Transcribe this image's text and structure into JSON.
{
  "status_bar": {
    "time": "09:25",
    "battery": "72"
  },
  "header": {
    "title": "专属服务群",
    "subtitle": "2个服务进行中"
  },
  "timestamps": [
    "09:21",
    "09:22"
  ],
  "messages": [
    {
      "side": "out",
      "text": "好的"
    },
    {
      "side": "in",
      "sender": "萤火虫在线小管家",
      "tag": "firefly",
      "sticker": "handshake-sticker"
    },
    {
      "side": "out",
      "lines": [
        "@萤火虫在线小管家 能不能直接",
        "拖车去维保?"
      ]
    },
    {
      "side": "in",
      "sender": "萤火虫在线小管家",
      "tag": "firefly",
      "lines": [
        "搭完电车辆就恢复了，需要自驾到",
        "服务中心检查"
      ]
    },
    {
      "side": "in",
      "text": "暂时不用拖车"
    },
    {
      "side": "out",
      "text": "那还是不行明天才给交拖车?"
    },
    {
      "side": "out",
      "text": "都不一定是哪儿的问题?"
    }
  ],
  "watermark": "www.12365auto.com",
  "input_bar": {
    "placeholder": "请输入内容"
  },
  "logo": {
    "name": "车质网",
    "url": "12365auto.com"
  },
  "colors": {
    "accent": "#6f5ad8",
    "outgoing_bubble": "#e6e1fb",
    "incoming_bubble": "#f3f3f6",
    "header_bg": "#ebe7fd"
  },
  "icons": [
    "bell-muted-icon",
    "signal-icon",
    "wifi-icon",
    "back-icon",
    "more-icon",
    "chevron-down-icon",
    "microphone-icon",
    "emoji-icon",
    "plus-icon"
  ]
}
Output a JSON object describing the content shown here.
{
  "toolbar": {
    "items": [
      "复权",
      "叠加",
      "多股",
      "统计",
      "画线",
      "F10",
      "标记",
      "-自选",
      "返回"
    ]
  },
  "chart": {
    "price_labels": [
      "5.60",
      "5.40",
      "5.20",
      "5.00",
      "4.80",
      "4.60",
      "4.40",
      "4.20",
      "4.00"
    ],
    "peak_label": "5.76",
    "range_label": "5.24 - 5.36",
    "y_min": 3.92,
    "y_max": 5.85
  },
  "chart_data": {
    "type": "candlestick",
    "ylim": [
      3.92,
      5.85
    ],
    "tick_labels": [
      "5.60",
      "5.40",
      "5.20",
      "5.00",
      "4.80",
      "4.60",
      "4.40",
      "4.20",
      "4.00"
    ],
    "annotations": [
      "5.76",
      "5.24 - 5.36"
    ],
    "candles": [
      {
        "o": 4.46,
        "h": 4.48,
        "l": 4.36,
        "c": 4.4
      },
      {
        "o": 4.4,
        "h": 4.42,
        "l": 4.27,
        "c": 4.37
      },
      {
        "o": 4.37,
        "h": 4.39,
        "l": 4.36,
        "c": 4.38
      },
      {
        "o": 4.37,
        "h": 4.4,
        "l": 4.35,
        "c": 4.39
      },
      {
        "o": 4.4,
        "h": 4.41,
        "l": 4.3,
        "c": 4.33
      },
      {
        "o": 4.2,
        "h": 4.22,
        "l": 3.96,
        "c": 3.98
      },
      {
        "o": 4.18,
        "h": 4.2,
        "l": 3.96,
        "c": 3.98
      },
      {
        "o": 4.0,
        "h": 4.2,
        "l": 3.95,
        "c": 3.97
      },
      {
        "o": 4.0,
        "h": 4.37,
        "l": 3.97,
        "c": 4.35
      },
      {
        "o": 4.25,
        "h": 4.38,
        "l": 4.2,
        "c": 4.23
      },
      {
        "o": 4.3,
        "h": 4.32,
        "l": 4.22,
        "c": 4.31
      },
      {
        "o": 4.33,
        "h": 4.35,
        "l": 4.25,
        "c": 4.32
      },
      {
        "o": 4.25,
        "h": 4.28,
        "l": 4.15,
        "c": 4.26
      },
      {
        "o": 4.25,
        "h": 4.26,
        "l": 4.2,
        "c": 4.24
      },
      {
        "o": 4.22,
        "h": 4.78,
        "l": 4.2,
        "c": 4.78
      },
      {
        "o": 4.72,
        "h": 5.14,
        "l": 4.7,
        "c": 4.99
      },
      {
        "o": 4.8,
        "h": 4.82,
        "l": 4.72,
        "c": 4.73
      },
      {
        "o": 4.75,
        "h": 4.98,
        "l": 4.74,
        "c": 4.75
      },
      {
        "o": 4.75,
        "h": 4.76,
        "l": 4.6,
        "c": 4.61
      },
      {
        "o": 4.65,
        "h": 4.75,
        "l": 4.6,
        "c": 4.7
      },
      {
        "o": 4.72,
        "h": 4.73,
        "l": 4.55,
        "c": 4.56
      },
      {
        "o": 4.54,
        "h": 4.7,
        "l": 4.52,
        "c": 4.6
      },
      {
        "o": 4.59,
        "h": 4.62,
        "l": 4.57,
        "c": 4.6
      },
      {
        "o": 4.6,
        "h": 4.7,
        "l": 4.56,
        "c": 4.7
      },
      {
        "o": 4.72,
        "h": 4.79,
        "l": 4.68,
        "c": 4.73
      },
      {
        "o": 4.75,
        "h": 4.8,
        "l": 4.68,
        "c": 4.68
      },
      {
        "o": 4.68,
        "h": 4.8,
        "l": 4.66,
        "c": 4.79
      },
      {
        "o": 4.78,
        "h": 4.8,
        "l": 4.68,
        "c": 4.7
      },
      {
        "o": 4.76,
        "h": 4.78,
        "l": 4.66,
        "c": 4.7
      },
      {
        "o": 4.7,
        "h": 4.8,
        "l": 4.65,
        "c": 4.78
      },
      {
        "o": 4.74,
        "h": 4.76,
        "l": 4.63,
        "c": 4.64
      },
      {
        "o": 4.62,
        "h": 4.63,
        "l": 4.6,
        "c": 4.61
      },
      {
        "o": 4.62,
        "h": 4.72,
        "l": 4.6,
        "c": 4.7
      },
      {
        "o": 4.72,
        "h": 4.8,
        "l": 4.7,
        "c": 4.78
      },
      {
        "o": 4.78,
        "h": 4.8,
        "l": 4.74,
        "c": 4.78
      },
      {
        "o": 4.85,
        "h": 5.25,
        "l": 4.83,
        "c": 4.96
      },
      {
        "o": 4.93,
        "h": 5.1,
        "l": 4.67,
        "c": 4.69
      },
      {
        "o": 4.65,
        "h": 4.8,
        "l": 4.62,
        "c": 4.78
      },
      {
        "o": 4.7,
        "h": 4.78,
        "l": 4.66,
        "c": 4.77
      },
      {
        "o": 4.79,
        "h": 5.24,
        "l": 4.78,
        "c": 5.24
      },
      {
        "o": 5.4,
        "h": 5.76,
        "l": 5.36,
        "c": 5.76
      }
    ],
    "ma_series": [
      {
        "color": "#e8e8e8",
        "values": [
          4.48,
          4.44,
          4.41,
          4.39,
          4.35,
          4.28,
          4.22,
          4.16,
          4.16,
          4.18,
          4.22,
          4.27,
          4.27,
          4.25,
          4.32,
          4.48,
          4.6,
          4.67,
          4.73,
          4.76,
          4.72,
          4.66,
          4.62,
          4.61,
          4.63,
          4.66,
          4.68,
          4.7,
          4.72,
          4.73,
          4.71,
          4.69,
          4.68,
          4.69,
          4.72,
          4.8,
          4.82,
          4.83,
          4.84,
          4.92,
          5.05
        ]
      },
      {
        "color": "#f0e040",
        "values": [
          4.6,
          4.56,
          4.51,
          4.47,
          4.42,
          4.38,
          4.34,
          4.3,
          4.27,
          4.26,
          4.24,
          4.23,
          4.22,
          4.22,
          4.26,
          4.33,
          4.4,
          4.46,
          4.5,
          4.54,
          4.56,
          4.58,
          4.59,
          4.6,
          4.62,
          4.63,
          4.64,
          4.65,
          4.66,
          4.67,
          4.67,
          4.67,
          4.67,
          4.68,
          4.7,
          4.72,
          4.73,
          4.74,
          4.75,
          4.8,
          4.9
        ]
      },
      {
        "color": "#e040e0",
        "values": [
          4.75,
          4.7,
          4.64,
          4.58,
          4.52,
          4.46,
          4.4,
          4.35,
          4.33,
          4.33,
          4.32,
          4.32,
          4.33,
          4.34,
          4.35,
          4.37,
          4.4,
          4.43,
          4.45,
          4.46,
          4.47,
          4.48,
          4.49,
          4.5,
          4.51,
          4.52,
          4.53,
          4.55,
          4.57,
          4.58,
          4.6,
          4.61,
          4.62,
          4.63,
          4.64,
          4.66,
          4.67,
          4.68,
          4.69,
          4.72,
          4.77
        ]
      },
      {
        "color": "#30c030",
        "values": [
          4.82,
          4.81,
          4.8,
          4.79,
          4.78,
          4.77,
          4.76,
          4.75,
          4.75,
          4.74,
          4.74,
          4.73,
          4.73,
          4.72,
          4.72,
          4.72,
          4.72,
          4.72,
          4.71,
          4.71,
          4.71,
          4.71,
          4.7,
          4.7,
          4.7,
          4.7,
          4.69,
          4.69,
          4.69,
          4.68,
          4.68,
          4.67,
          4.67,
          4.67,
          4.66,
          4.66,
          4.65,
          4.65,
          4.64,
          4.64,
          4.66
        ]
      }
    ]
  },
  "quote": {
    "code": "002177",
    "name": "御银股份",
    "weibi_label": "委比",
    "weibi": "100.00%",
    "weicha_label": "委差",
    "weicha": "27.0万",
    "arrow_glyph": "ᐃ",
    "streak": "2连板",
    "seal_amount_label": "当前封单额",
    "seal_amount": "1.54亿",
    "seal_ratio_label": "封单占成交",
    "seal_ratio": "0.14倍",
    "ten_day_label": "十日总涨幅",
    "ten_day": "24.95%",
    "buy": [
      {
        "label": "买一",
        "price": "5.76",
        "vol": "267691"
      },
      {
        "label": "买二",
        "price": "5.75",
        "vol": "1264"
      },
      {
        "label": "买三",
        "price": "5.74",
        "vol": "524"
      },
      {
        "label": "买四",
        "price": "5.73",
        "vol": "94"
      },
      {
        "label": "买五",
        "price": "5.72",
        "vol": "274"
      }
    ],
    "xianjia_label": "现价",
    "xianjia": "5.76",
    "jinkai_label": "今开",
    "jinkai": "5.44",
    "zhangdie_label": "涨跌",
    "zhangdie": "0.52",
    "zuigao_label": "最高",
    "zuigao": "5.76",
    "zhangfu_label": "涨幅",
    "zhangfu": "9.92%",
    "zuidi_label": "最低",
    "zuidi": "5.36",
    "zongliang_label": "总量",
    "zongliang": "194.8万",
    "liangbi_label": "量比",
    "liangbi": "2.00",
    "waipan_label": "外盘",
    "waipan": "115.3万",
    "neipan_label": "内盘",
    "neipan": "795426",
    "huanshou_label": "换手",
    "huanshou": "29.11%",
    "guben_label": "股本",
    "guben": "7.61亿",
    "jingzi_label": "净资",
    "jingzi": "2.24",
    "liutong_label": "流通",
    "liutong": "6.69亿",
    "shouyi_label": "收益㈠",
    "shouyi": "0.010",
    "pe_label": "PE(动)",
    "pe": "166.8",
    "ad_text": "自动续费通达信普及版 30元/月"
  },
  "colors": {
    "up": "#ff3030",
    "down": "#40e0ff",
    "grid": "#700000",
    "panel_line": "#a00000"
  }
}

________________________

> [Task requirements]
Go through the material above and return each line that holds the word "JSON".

> [Result below]
Transcribe this image's text and structure into JSON.
Output a JSON object describing the content shown here.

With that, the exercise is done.